Notes for editors:
- Diabetes is a lifelong condition that causes a person’s blood sugar level to become too high. High blood sugar levels cause nerve damage which can affect the feeling in feet and damage the circulation, making it slower for sores and cuts to heal.
- About 422 million people worldwide have diabetes, the majority living in low-and middle-income countries, and 1.5 million deaths are directly attributed to diabetes each year (WHO).
- Annually, NHS Resolution is notified of 11,000 clinical negligence claims. Diabetic foot disease, and more specifically a diabetic foot ulcer (DFU), typically precedes a lower limb amputation, with up to 85% of patients who undergo an amputation having a DFU.

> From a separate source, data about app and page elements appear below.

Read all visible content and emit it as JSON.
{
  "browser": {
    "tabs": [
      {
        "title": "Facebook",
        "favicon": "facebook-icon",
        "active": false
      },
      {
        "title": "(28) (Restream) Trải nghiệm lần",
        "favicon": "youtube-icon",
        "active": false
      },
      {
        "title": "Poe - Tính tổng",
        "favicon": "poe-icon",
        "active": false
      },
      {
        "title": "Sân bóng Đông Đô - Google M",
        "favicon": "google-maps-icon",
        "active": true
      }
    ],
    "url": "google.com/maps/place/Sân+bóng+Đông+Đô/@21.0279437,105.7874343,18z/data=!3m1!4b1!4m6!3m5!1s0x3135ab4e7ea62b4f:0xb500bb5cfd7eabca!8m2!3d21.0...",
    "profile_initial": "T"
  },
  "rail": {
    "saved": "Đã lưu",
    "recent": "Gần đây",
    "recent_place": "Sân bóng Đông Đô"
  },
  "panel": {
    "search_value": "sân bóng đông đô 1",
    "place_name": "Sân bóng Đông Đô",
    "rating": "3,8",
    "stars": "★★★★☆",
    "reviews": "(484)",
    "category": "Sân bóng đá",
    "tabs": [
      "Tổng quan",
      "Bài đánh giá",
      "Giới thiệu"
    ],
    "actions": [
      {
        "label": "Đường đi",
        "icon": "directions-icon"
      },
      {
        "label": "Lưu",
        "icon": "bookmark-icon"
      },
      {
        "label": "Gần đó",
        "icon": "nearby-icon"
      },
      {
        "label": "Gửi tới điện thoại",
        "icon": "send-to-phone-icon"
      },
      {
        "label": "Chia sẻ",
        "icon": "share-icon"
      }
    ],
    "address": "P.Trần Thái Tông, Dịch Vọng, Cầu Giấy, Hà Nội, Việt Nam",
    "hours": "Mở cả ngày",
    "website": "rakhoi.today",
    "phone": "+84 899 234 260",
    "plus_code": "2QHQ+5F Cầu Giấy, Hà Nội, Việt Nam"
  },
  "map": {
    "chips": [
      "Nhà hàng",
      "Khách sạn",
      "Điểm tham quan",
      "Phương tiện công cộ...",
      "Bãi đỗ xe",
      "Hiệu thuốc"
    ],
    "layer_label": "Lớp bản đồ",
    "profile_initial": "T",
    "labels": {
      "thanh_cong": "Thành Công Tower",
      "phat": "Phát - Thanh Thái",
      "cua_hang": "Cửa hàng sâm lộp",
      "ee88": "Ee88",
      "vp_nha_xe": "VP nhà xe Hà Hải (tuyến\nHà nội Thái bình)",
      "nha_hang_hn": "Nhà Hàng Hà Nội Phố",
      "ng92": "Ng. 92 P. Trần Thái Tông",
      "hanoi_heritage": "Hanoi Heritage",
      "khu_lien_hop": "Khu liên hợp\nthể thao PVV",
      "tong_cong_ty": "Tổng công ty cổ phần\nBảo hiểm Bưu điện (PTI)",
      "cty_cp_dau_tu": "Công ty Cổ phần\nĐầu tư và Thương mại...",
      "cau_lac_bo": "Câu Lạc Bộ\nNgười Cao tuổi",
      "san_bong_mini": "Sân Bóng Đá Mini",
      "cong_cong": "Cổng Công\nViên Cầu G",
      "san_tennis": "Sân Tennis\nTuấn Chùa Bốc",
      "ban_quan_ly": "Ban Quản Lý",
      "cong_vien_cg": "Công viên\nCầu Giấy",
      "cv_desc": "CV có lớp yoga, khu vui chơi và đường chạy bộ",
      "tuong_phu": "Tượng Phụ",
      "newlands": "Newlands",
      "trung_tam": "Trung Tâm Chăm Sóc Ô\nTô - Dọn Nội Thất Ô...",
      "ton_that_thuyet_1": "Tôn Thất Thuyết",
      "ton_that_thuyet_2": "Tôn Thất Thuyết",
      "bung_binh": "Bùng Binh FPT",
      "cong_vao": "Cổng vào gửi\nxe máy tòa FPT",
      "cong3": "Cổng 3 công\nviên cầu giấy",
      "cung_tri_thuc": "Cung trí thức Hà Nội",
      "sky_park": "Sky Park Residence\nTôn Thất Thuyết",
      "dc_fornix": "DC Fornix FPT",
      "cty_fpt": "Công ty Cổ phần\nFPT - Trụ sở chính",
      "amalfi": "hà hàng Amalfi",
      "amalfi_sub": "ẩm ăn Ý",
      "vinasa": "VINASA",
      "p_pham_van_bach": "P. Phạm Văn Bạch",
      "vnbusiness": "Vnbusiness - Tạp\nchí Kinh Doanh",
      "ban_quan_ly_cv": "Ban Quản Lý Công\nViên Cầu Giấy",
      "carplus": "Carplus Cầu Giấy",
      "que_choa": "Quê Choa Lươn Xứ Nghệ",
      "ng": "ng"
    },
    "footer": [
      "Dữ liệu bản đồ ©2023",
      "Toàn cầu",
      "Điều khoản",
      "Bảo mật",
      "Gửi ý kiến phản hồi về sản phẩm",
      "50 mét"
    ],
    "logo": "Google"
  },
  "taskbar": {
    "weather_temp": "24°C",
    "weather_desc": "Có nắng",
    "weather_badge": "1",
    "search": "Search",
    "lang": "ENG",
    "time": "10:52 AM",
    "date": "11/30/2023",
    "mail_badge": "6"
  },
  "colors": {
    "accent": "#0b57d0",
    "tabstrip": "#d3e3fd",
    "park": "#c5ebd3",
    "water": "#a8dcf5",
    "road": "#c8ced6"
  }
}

- There are some limitations to the conclusions as the data is drawn from NHS Resolution’s CMS which is not designed as a tool to extract learning. Also, there is great variety in the way diabetic lower limb pathology is described and recorded, which can make it difficult for claims handlers to register these claims in a consistent manner. Irrespective of this, the claims identified were found to have common, resounding themes and we are confident that the learning we can take from these claims is reflective of the majority of claims, and relevant to wider clinical practice.
- The seven recommendations in the report are summarised below:
- Review the level and content of diabetic footcare education
- Clear footcare pathway along the entire patient journey
- Evidenced based offloading – pressure relief should be mainstream
- Review of how diabetes footcare service are commissioned
- National public health campaign to raise awareness of diabetic foot disease
- Urgent review of current workforce levels
- Mandated participation in the National Diabetic Footcare Audit (NDFA) and local service audits